Platform as a Service (PaaS), and Software as a Service (SaaS) Delivering hosted services through the internet is referred to as “cloud computing” in general. Infrastructure as a Service are the three primary categories or kinds of cloud computing under which these services fall.
A wide range of use cases, including data backup, disaster recovery, email, virtual desktops, software development and testing, big data analytics, and customer-facing web apps, are being used by businesses of every size, kind, and sector. For instance, healthcare organisations are utilising the cloud to provide more patient-specific therapies. Companies that provide financial services are utilising the cloud to provide legitimate fraud surveillance. Additionally, online games are distributed to millions of players worldwide by video game developers via the cloud.
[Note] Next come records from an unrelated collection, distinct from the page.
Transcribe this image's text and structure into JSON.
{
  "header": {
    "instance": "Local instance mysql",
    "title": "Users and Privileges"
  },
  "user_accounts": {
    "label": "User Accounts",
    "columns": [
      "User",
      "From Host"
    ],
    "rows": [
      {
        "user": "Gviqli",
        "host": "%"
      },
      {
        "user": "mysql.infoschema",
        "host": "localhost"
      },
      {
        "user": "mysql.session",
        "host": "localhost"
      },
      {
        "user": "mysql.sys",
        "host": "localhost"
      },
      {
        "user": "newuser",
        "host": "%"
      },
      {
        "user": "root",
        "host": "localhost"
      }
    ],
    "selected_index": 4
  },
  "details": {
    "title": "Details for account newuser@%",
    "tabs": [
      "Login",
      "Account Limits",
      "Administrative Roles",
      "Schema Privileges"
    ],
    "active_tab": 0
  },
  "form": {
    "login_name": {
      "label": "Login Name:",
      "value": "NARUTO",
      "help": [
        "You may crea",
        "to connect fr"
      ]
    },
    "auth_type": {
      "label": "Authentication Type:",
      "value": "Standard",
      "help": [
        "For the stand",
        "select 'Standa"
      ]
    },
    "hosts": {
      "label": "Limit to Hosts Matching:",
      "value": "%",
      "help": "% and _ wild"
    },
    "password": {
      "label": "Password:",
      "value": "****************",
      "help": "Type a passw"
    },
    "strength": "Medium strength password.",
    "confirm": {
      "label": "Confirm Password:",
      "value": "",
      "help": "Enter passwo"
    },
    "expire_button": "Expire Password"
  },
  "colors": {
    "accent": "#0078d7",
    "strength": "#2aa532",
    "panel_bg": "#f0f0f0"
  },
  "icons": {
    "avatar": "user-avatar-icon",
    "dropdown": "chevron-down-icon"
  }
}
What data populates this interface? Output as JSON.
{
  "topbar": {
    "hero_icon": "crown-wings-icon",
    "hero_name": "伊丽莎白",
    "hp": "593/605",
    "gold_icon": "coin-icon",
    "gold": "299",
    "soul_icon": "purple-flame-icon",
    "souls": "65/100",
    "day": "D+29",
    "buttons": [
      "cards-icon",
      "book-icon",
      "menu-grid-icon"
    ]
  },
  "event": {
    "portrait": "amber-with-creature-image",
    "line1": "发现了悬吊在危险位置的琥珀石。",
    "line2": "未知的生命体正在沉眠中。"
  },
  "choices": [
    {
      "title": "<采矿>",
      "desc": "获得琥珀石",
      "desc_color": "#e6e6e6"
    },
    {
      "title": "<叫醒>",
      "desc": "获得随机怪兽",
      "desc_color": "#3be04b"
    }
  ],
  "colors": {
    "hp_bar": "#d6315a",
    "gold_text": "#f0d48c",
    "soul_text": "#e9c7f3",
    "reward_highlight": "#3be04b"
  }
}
Depending on the cloud services you choose and in comparison, to conventional on-premises IT, cloud computing aids in the following:
• Lower IT expenses: By using the cloud, you may outsource part or all of the expenses and labour associated with building, installing, configuring, and maintaining your own on-premises infrastructure.
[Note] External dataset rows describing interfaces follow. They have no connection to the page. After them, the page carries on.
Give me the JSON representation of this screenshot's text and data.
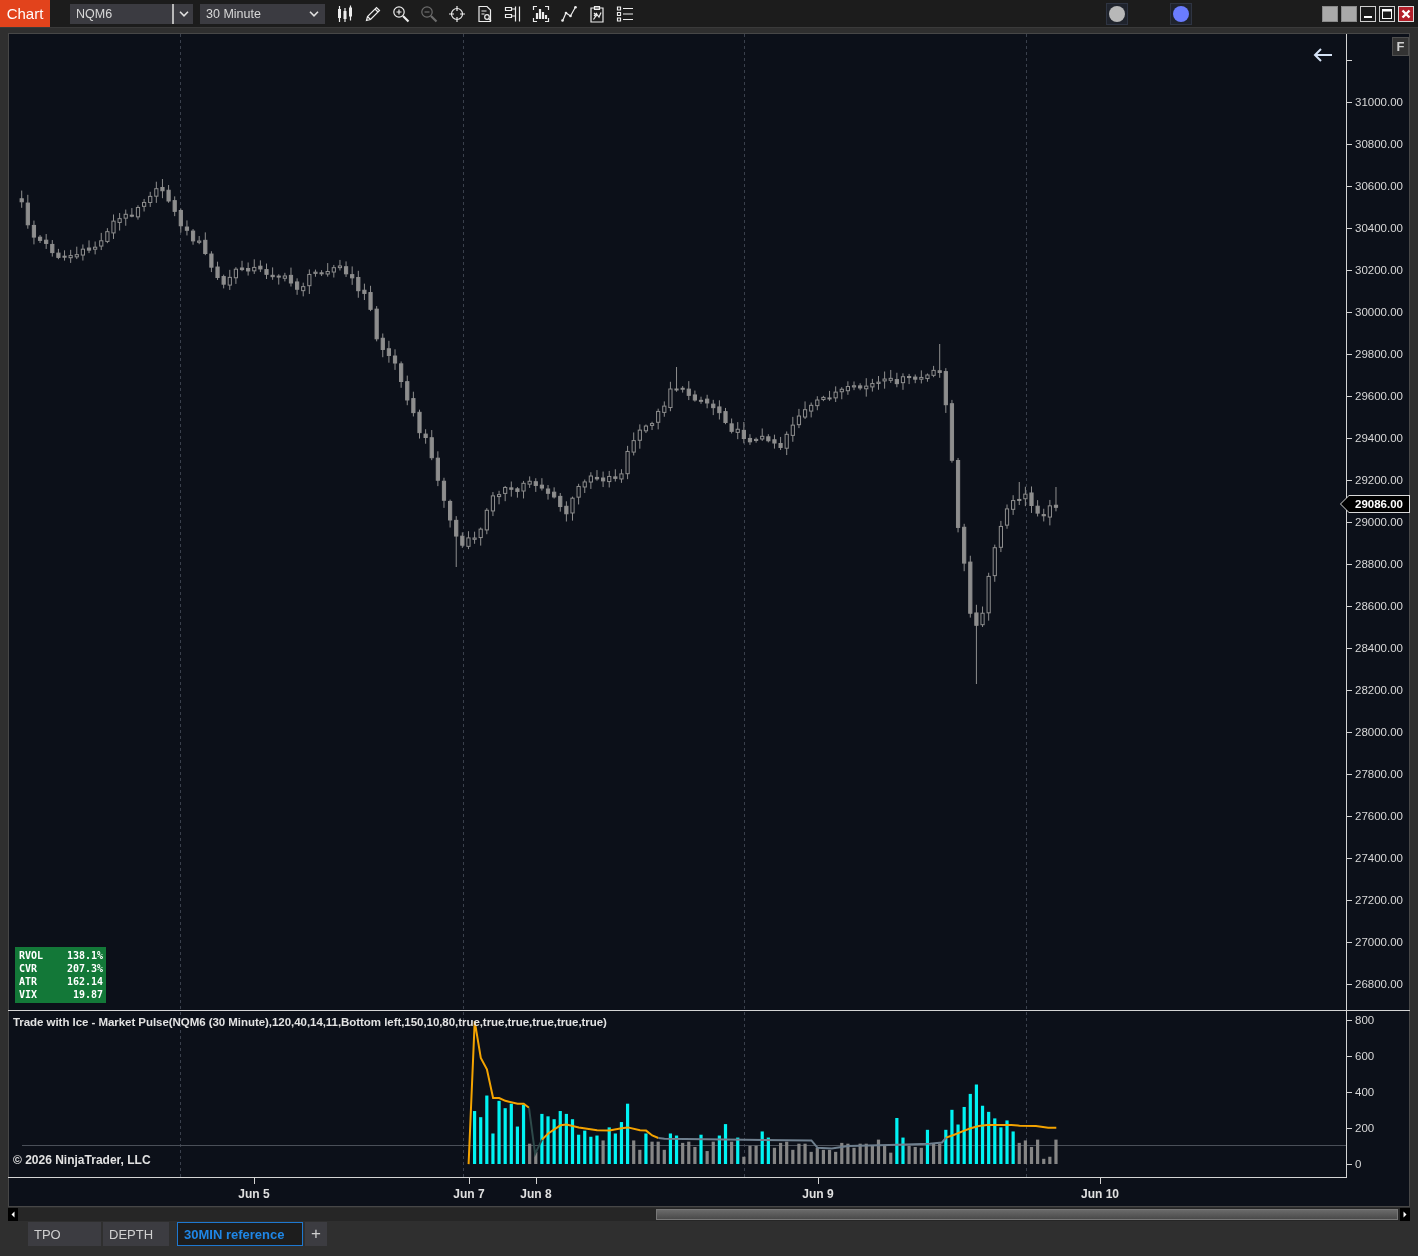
{
  "toolbar": {
    "menu_button": "Chart",
    "instrument": "NQM6",
    "interval": "30 Minute",
    "tools": [
      {
        "disabled": false
      },
      {
        "disabled": false
      },
      {
        "disabled": false
      },
      {
        "disabled": true
      },
      {
        "disabled": false
      },
      {
        "disabled": false
      },
      {
        "disabled": false
      },
      {
        "disabled": false
      },
      {
        "disabled": false
      },
      {
        "disabled": false
      },
      {
        "disabled": false
      }
    ],
    "status_lights": [
      {
        "color": "#b8b8b8"
      },
      {
        "color": "#6a7cff"
      }
    ]
  },
  "chart": {
    "collapse_button": "F",
    "price_axis": [
      "31000.00",
      "30800.00",
      "30600.00",
      "30400.00",
      "30200.00",
      "30000.00",
      "29800.00",
      "29600.00",
      "29400.00",
      "29200.00",
      "29000.00",
      "28800.00",
      "28600.00",
      "28400.00",
      "28200.00",
      "28000.00",
      "27800.00",
      "27600.00",
      "27400.00",
      "27200.00",
      "27000.00",
      "26800.00"
    ],
    "last_price": "29086.00",
    "stats": [
      {
        "label": "RVOL",
        "value": "138.1%"
      },
      {
        "label": "CVR",
        "value": "207.3%"
      },
      {
        "label": "ATR",
        "value": "162.14"
      },
      {
        "label": "VIX",
        "value": "19.87"
      }
    ],
    "indicator": {
      "title": "Trade with Ice - Market Pulse(NQM6 (30 Minute),120,40,14,11,Bottom left,150,10,80,true,true,true,true,true,true)",
      "axis": [
        "800",
        "600",
        "400",
        "200",
        "0"
      ]
    },
    "copyright": "© 2026 NinjaTrader, LLC",
    "time_axis": [
      "Jun 5",
      "Jun 7",
      "Jun 8",
      "Jun 9",
      "Jun 10"
    ]
  },
  "tabs": [
    {
      "label": "TPO",
      "selected": false
    },
    {
      "label": "DEPTH",
      "selected": false
    },
    {
      "label": "30MIN reference",
      "selected": true
    }
  ],
  "add_tab": "+"
}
• Boost agility and time-to-value: By utilising the cloud, your company may begin using corporate apps immediately rather of having to wait weeks or even months for IT to reply to a request, buy and set up supplementary hardware, and install software. Cloud also enables you to provide some users—more especially, developers and data scientists—free access to software and infrastructure assistance.
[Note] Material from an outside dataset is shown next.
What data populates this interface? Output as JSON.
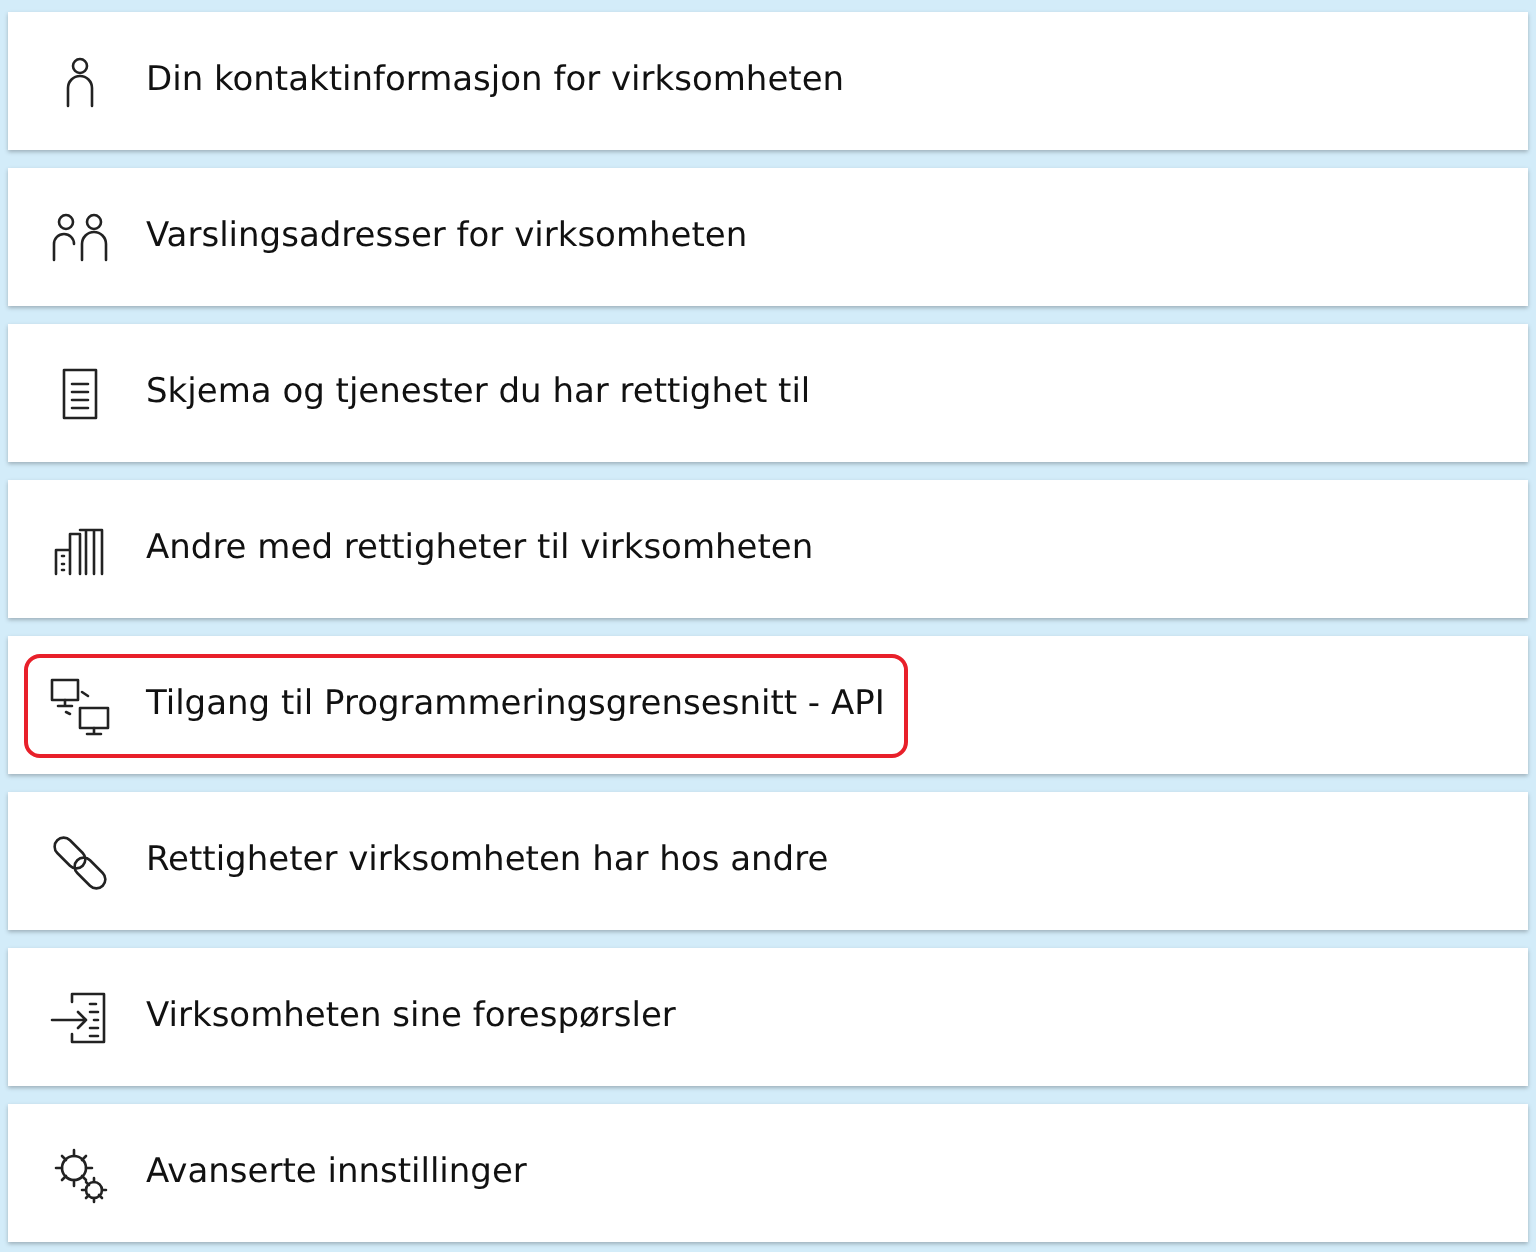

• Extend more simply and affordably: The cloud offers elasticity, allowing you to scale capacity up and down in response to spikes and dips in demand rather of acquiring extra capacity that sits idle during slack times. You may distribute your apps closer to people all over the world by utilising the worldwide network of your cloud provider.
Cloud service companies can utilise the full potential of their data centre resources thanks to virtualization. It should come as no surprise that many businesses have chosen the cloud delivery model for their on-premises infrastructure in order to get the most out of it, save money over traditional IT infrastructure, and provide the same level of self-service and agility to their customers.
Organizations have historically found it difficult to consider cloud services, especially public cloud services, due to security issues. But as a result of demand, on-premises security solutions are gradually losing ground to cloud service providers’ security offerings.
However, compared to traditional IT settings, ensuring cloud security necessitates new practises and staff skill sets. The following are some examples of best practises for cloud security:
• Joint accountability for protection – A clear definition of data ownership between private and public third parties are crucial. Generally speaking, the cloud provider is responsible for maintaining cloud infrastructure and the client is responsible for protecting its data within the cloud.
• Data protection: Data must be protected by encryption while it is in use, transit, and at rest. Customer control over security keys and hardware security modules must be unrestricted.
• Customer and IT teams require complete knowledge of and visibility into network, device, application, and data access.
• Collaborative mgt: Secure and long-lasting cloud integrations will be made possible by effective communication and transparent, understood processes between IT, operational, and security teams.
• Security and compliance surveillance: To start, you must comprehend all regulatory compliance requirements that apply to your sector of business. Then, you must set up active monitoring of all linked systems and cloud-based services to keep track of all data transfers between public, private, and hybrid cloud environments.